[Dataset entries]
_ _ _ _ _

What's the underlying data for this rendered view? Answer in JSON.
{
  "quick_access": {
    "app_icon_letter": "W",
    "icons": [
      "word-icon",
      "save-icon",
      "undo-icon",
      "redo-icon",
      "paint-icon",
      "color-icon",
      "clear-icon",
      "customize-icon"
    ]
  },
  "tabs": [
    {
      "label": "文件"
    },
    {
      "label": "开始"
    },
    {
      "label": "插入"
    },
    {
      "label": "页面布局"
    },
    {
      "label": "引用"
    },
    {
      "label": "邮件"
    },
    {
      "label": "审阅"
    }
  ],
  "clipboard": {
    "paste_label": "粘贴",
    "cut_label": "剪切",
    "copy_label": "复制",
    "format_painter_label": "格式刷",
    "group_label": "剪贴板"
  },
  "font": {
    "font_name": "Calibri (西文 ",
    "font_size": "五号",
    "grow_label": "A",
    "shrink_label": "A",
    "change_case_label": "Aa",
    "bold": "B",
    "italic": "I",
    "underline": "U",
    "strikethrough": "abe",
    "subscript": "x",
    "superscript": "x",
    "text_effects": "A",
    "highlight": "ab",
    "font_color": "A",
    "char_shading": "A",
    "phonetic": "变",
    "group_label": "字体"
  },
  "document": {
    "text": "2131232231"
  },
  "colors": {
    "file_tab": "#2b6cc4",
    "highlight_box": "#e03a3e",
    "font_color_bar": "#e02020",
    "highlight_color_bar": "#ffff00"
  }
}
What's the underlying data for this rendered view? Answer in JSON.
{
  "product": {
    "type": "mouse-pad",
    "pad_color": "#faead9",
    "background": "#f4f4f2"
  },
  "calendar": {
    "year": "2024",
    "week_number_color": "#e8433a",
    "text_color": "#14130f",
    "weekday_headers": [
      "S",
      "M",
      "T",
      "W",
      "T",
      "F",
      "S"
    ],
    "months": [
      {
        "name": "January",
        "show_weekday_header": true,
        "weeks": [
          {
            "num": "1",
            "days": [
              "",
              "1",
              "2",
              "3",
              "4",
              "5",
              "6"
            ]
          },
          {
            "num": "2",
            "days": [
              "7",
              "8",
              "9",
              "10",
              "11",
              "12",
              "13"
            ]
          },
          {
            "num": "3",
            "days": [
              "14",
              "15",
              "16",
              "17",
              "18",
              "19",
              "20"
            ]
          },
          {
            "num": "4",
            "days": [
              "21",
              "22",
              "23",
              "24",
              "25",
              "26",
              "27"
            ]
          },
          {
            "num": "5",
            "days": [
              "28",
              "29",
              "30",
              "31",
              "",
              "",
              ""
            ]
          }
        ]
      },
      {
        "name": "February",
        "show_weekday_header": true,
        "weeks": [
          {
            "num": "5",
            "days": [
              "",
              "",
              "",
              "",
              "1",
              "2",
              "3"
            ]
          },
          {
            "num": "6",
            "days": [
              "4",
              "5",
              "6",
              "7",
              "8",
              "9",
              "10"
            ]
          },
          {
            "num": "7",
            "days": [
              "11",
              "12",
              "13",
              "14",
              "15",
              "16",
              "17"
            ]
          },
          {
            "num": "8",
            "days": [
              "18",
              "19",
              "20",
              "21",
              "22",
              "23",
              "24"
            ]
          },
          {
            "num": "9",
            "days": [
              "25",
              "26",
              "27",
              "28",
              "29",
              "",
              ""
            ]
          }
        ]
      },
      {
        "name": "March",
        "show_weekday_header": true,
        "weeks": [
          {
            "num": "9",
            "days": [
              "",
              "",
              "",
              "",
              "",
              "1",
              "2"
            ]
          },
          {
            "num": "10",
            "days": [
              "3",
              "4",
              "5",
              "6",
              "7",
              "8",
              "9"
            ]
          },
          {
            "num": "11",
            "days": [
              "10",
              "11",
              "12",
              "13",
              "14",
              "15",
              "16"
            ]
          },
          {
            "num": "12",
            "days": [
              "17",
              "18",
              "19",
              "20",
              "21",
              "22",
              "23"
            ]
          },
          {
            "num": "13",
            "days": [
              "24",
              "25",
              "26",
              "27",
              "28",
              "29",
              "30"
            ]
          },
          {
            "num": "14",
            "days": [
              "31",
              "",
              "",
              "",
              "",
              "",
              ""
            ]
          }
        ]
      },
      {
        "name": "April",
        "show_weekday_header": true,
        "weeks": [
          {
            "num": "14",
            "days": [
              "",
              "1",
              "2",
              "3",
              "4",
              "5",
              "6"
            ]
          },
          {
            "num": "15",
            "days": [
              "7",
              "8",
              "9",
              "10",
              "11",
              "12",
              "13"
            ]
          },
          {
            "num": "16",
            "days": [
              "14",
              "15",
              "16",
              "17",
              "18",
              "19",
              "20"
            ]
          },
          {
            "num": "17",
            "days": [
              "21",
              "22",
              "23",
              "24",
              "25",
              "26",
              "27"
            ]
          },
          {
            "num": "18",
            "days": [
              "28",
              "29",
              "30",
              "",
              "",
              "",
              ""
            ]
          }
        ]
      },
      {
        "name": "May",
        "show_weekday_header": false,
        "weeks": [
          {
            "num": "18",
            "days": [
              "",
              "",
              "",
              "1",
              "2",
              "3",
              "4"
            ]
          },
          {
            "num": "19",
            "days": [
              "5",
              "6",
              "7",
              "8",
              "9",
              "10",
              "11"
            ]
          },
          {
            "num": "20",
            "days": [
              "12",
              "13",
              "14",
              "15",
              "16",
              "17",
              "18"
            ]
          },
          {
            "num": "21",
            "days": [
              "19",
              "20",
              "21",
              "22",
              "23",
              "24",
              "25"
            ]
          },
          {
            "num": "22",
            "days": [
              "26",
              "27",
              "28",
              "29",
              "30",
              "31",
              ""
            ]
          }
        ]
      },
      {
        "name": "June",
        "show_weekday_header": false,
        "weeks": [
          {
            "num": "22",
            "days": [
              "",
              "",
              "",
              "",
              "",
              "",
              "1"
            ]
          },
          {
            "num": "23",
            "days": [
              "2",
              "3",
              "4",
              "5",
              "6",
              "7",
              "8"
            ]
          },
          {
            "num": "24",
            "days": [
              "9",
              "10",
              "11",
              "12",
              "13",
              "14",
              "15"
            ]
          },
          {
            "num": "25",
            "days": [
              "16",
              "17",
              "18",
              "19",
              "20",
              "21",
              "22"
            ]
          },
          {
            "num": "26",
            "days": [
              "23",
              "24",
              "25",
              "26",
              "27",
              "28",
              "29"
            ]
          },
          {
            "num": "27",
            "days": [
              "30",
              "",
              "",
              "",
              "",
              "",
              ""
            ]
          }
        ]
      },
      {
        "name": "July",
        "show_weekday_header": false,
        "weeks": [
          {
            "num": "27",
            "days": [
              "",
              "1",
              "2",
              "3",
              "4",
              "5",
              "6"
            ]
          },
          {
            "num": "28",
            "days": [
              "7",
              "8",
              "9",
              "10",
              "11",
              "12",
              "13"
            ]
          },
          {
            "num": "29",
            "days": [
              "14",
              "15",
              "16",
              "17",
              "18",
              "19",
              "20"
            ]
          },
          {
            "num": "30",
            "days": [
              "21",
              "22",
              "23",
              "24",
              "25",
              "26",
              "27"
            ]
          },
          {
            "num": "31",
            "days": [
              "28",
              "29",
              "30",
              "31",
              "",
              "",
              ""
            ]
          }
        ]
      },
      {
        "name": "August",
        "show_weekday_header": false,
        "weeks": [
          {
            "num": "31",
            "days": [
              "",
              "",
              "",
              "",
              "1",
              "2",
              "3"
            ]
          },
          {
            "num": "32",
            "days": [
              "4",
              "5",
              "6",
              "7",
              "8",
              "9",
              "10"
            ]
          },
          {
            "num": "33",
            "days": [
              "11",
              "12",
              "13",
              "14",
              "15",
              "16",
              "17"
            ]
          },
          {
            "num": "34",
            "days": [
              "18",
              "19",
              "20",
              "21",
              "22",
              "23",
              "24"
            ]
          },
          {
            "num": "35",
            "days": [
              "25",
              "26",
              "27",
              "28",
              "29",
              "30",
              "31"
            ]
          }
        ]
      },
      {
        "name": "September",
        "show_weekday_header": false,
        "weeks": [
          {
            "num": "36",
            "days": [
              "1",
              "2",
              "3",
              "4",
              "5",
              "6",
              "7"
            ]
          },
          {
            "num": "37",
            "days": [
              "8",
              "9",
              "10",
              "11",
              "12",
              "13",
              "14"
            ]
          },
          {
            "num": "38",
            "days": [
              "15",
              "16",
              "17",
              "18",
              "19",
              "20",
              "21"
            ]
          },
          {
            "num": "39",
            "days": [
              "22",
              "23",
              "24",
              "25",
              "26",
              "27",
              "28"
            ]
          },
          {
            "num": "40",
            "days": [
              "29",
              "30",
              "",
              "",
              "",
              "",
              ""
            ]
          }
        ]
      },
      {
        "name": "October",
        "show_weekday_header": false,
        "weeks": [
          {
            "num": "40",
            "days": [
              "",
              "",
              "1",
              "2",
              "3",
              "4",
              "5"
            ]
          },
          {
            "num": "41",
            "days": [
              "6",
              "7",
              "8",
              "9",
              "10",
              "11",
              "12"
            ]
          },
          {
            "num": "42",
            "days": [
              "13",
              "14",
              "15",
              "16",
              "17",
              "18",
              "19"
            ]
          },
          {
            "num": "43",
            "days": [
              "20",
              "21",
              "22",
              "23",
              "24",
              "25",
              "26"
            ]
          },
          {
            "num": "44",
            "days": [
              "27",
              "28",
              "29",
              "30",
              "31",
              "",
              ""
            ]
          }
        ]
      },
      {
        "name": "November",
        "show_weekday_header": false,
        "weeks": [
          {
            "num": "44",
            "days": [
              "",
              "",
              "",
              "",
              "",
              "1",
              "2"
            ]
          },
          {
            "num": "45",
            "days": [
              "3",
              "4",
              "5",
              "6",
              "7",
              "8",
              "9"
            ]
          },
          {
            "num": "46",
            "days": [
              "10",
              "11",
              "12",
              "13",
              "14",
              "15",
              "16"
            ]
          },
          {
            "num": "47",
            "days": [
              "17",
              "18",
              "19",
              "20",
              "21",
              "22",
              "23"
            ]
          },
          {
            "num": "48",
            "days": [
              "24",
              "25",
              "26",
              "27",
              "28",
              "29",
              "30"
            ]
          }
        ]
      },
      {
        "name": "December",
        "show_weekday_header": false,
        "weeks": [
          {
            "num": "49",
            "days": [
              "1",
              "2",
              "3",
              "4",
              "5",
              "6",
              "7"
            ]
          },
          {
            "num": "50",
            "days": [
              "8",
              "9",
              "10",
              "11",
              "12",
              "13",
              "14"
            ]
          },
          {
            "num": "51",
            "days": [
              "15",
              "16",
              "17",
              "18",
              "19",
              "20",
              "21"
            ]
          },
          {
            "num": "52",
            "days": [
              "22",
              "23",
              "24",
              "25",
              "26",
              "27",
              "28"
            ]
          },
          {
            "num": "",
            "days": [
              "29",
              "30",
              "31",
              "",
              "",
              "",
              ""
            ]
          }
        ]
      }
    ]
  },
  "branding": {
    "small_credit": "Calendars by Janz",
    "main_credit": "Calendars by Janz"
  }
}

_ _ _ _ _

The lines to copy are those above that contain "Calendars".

    "small_credit": "Calendars by Janz",
    "main_credit": "Calendars by Janz"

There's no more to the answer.